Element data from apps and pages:

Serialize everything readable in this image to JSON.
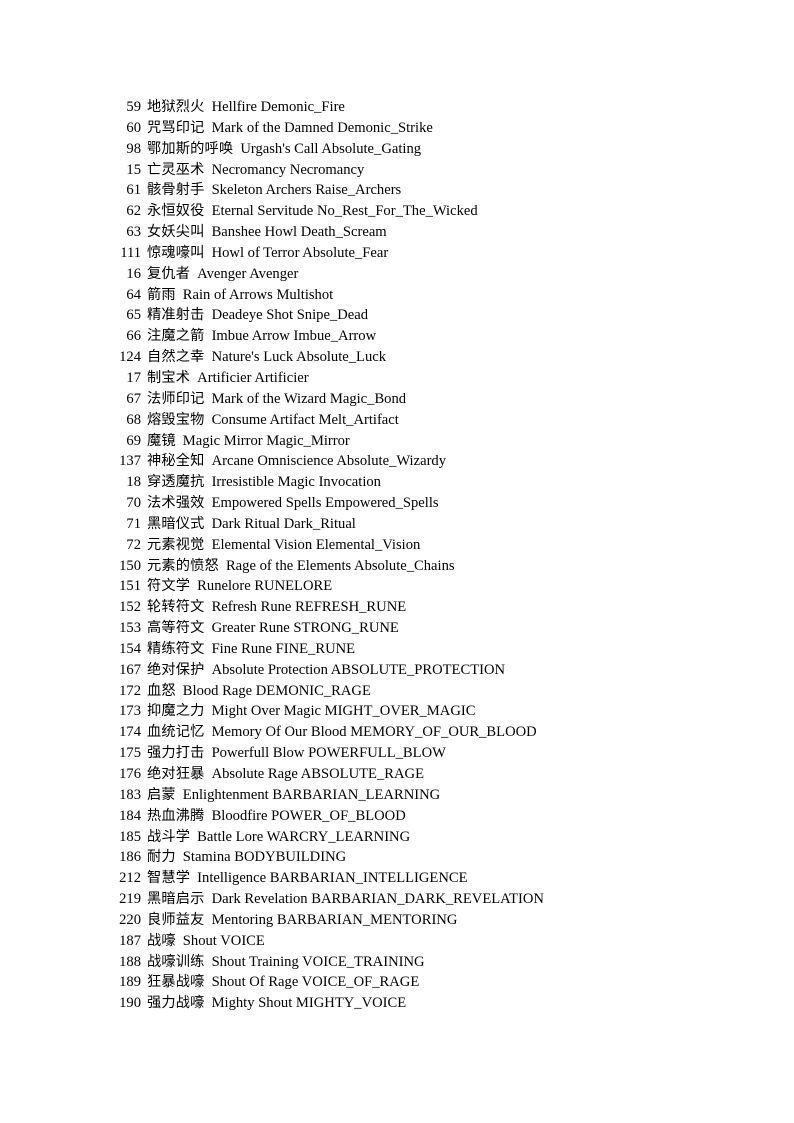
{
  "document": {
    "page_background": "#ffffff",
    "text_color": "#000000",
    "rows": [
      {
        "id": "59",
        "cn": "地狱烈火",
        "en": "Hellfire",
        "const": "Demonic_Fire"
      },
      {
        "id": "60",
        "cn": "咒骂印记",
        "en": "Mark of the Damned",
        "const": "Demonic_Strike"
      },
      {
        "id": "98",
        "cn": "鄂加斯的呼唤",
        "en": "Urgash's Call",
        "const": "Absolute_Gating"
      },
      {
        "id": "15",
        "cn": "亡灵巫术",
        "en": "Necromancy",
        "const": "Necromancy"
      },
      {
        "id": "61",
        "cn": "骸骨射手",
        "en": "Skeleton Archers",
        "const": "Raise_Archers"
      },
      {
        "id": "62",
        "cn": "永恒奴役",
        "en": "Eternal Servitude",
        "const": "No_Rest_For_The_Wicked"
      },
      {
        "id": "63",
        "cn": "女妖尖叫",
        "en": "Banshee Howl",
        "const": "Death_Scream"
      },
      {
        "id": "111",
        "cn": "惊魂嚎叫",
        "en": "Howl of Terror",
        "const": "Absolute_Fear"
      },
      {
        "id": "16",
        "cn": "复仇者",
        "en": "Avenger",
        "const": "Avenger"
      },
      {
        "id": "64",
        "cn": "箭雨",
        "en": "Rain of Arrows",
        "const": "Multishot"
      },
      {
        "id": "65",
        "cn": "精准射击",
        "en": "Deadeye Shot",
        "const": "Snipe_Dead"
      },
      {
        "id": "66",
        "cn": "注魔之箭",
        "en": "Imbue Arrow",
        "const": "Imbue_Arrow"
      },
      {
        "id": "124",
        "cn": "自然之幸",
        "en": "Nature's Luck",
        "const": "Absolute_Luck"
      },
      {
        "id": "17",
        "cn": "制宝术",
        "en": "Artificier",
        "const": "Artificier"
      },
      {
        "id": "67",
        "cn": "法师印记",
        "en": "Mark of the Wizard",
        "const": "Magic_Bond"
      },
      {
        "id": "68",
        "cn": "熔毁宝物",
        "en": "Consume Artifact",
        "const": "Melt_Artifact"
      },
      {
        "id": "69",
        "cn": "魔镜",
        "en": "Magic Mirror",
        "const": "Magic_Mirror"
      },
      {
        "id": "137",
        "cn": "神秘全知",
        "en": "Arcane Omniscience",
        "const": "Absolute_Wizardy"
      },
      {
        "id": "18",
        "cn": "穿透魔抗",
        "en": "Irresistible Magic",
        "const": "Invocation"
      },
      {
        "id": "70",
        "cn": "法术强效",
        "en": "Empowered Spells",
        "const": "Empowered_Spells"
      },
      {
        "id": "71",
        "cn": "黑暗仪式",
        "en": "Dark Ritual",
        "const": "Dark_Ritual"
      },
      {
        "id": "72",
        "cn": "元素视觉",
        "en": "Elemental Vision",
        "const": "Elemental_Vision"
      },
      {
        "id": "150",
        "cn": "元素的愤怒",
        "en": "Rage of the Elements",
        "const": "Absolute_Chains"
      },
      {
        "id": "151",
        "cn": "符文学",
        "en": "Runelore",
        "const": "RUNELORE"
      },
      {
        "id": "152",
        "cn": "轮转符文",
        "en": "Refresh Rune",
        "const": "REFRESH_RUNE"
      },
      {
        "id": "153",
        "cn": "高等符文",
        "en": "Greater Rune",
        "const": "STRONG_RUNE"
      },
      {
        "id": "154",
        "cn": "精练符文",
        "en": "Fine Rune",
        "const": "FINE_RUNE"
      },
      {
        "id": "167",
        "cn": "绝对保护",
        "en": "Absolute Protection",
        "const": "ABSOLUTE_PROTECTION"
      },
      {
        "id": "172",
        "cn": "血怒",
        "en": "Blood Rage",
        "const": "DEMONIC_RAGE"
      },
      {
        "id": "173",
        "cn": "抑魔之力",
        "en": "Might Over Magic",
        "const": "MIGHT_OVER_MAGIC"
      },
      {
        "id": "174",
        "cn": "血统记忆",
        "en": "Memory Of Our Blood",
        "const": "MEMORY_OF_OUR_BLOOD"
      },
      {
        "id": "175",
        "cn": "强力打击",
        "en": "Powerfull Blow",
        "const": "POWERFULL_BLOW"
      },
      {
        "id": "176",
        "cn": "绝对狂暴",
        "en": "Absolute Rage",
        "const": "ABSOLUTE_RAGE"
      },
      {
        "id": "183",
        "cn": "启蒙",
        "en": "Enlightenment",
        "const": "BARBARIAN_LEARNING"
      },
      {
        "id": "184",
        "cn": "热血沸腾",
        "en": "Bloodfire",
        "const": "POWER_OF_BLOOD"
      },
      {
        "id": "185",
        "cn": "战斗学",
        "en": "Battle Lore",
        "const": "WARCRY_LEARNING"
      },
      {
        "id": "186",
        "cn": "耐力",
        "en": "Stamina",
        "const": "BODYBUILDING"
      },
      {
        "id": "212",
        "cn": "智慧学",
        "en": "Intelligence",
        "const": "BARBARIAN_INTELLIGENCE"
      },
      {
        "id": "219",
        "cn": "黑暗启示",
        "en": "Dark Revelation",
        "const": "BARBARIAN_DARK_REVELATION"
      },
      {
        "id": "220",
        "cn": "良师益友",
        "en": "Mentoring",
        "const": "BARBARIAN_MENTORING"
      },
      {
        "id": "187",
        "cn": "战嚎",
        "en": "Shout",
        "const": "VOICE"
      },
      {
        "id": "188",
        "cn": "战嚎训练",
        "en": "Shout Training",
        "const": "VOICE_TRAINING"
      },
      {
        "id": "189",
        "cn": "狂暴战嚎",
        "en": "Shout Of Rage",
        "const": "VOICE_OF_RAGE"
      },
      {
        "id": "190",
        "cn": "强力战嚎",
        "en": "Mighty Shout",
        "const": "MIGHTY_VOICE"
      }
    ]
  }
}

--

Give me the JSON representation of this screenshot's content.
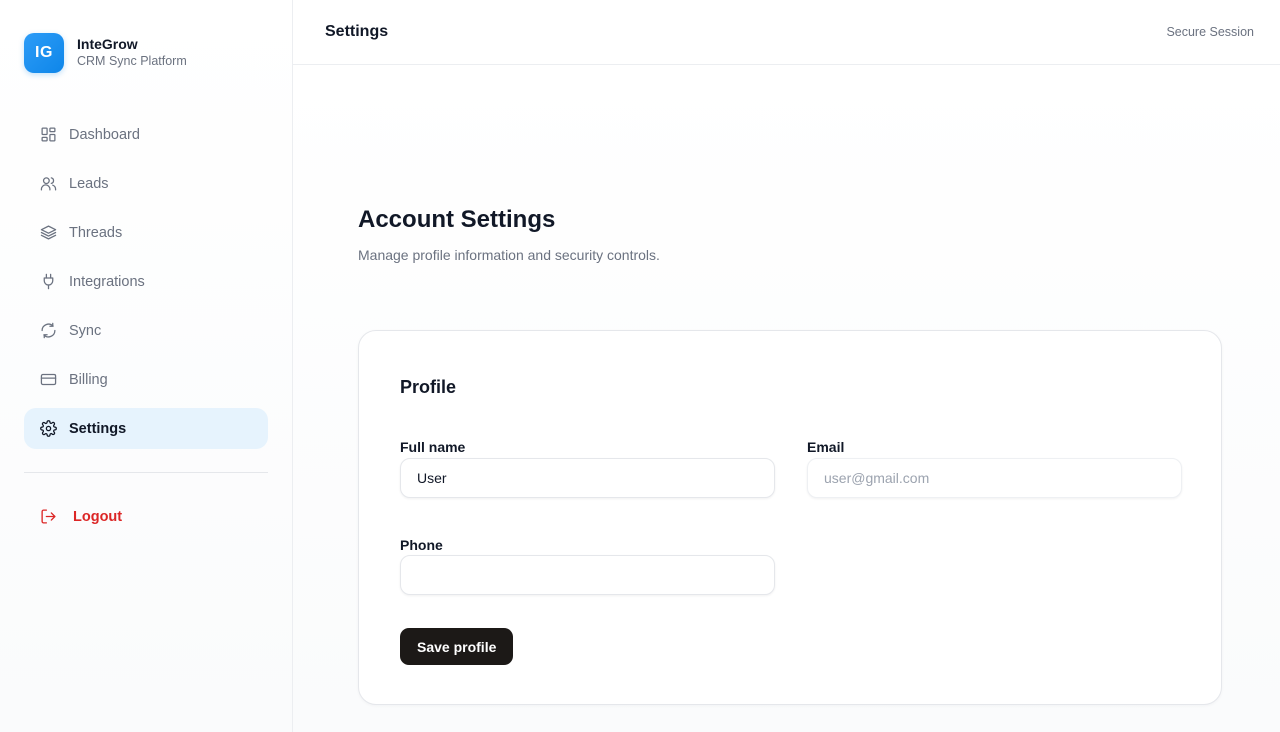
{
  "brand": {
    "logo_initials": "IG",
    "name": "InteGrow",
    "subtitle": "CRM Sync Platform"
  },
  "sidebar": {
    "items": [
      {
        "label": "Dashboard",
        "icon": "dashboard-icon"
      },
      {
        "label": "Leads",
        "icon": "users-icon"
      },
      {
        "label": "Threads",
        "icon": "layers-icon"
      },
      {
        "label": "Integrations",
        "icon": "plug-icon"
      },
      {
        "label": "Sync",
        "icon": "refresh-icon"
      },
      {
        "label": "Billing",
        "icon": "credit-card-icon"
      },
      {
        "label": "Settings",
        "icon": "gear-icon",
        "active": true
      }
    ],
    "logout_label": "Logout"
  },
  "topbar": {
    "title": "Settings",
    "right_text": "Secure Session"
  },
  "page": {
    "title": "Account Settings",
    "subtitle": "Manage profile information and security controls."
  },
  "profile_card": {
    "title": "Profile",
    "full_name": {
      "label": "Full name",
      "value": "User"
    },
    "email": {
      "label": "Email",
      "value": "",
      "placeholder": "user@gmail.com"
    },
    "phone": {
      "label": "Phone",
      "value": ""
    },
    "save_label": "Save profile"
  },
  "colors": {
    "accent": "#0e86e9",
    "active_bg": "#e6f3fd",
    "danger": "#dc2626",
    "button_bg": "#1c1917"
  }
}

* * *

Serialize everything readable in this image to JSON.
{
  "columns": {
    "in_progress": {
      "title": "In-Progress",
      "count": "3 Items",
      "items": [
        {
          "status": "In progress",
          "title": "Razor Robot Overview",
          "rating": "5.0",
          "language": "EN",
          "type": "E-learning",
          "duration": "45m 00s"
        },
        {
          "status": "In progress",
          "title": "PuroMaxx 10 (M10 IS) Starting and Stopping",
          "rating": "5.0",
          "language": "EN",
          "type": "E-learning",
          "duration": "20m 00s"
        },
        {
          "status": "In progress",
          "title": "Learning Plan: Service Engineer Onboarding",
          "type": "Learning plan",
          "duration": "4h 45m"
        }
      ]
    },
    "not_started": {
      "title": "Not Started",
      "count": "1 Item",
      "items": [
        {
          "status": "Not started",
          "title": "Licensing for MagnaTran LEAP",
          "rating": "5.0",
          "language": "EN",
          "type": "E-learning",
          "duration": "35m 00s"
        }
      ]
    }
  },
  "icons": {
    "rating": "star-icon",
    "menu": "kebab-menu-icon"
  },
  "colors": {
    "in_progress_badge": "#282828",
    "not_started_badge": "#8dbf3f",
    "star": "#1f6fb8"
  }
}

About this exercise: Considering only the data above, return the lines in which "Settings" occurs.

Answer box:
        "label": "Settings",
    "title": "Settings",
    "title": "Account Settings",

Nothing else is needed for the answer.